Data for the task START

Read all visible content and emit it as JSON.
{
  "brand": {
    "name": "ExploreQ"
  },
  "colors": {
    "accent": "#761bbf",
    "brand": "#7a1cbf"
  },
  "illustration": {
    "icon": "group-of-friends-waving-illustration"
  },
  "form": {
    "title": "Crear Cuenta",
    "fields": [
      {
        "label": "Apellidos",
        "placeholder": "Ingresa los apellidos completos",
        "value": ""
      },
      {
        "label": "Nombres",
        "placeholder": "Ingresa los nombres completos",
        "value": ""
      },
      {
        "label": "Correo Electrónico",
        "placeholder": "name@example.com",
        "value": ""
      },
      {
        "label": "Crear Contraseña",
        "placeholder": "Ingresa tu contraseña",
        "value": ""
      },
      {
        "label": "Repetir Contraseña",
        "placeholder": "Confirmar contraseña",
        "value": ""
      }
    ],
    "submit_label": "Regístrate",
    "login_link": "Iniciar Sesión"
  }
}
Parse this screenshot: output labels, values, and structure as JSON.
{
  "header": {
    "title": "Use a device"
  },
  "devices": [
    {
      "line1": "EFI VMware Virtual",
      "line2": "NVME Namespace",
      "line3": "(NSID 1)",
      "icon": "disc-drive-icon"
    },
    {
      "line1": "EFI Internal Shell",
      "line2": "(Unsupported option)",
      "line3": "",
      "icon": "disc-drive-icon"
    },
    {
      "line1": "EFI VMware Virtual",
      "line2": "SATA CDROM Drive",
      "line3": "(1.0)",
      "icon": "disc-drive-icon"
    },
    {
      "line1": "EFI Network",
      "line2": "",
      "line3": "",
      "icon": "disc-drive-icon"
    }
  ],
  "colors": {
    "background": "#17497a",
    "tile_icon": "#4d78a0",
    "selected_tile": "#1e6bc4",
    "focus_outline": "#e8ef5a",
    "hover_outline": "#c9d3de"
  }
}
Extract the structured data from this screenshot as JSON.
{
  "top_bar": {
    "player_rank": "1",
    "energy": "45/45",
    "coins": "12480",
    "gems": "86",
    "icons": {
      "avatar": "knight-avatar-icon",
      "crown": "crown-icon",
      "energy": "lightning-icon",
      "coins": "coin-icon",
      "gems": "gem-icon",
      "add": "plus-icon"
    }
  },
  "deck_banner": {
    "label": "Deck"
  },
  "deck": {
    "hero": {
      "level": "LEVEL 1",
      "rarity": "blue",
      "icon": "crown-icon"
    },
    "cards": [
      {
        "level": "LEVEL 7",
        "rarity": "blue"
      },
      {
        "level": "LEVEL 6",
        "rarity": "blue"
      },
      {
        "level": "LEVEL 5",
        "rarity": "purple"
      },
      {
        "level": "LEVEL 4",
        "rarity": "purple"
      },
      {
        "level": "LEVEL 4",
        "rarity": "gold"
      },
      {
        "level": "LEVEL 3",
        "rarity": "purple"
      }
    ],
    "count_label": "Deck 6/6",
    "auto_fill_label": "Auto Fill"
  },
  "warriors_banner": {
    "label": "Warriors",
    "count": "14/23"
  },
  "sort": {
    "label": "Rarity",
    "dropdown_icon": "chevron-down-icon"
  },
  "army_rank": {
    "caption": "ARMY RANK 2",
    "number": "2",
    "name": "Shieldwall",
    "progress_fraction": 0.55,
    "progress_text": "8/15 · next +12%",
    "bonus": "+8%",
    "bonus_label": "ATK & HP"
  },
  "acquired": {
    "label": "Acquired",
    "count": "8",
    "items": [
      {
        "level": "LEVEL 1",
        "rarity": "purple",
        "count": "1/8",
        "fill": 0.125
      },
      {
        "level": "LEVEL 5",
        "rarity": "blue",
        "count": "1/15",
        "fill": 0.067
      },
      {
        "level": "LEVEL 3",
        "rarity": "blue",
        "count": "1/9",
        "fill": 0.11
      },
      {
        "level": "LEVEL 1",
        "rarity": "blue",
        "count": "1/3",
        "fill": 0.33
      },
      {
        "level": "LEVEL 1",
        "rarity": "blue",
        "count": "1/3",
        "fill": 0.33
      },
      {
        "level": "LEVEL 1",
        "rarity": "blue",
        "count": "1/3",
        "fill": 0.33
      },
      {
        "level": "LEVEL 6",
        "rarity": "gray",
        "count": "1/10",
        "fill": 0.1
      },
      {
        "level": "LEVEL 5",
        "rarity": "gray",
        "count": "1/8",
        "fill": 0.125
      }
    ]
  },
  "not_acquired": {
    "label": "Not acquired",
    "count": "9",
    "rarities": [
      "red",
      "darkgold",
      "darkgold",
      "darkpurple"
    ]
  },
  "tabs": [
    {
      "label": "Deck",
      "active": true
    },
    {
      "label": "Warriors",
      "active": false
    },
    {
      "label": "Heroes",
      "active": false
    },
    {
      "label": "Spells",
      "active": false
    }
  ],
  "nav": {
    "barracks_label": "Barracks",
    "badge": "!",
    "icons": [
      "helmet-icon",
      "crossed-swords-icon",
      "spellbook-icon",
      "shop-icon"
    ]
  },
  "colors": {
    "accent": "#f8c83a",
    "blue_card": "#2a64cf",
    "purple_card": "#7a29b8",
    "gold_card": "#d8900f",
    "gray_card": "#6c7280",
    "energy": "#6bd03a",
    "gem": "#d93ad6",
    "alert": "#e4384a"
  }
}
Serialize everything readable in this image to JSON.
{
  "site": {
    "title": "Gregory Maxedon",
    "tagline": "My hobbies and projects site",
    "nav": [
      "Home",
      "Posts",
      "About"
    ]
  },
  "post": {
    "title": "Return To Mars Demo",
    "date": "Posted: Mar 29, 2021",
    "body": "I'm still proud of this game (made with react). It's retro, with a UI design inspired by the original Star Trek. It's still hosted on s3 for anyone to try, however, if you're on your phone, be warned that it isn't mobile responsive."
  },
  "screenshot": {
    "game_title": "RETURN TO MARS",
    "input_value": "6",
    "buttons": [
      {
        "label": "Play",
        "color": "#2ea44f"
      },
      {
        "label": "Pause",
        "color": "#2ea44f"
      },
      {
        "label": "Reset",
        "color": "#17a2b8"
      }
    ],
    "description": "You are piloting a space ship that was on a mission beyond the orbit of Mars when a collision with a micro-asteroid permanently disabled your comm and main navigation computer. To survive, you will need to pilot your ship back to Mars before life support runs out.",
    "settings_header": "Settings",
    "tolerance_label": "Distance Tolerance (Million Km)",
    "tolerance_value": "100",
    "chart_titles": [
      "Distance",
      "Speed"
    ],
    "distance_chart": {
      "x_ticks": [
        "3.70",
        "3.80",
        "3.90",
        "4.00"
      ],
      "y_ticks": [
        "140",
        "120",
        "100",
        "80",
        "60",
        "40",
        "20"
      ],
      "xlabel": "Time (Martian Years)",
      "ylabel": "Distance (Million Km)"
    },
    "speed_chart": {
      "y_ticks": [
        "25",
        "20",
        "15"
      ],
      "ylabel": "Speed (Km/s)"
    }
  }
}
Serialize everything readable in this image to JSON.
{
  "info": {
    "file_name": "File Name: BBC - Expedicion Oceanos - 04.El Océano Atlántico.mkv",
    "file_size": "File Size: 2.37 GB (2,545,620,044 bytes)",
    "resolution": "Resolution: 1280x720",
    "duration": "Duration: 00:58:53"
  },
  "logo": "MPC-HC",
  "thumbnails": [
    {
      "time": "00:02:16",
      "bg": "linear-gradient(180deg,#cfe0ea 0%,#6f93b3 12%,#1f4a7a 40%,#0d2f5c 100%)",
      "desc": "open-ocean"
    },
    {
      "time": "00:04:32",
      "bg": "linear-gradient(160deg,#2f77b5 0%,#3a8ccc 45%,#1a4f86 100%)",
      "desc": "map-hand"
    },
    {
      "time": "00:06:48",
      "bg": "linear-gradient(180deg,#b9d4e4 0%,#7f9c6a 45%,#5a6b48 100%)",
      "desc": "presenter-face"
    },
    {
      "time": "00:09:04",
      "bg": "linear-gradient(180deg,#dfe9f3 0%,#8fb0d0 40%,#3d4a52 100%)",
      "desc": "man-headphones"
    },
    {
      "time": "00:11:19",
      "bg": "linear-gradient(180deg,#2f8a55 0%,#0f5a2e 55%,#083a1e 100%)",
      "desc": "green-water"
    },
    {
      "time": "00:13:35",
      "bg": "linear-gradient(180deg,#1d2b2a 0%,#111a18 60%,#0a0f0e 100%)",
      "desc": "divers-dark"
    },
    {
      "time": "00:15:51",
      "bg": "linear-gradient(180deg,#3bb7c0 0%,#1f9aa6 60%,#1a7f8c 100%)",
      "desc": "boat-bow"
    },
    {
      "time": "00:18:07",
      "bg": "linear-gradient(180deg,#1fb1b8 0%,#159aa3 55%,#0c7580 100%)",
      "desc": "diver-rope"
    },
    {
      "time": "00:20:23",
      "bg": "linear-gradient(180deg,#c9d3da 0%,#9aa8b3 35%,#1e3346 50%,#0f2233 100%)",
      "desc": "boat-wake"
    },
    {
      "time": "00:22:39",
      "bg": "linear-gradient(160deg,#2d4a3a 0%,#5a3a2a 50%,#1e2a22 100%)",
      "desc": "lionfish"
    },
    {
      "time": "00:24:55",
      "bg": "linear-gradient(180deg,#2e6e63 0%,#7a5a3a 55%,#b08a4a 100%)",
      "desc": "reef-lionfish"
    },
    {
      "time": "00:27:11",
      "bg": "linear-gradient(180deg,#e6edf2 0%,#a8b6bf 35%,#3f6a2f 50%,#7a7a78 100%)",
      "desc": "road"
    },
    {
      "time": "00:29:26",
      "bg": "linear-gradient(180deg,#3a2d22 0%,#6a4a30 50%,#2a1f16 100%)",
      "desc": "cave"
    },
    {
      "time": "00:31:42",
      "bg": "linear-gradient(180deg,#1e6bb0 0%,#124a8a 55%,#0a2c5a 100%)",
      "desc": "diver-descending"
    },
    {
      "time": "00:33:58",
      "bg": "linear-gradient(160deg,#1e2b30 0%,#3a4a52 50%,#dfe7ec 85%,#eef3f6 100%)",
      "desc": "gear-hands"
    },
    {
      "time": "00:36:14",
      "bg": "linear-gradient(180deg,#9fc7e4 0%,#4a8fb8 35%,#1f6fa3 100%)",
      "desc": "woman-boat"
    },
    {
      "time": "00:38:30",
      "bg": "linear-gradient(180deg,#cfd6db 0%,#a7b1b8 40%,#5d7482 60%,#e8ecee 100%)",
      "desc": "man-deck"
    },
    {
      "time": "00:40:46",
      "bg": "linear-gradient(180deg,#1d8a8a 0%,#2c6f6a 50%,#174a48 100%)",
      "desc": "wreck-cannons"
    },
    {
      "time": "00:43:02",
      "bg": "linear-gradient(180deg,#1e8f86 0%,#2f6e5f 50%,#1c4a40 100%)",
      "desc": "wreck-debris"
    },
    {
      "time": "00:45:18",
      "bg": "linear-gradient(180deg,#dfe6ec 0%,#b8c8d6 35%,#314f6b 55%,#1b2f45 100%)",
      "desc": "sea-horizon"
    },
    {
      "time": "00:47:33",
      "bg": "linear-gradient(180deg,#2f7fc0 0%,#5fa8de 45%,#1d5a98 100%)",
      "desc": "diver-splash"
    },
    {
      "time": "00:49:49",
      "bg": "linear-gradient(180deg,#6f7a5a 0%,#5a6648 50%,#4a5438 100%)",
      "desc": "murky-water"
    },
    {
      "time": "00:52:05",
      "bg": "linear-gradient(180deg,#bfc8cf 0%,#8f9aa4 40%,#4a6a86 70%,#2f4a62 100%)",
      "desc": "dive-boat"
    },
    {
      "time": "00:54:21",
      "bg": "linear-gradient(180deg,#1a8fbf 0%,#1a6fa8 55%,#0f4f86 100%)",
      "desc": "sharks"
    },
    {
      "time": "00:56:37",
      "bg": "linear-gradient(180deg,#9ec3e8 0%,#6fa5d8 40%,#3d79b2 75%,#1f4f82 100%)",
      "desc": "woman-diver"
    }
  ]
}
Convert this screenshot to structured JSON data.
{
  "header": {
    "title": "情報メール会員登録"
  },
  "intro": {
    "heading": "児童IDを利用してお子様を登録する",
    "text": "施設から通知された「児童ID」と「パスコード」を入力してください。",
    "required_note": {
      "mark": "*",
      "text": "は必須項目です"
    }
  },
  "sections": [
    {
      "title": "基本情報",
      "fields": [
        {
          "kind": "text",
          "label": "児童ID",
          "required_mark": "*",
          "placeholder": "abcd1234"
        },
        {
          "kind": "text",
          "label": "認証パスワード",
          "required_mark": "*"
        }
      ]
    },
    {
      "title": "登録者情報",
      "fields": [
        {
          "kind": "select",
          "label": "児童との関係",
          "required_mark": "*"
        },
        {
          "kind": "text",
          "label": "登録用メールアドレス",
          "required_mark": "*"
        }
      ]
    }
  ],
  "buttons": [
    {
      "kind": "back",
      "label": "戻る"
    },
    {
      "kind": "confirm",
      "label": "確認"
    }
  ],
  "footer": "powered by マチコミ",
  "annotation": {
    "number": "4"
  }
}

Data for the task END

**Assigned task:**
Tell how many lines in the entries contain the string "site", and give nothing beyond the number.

**Task answer:**
2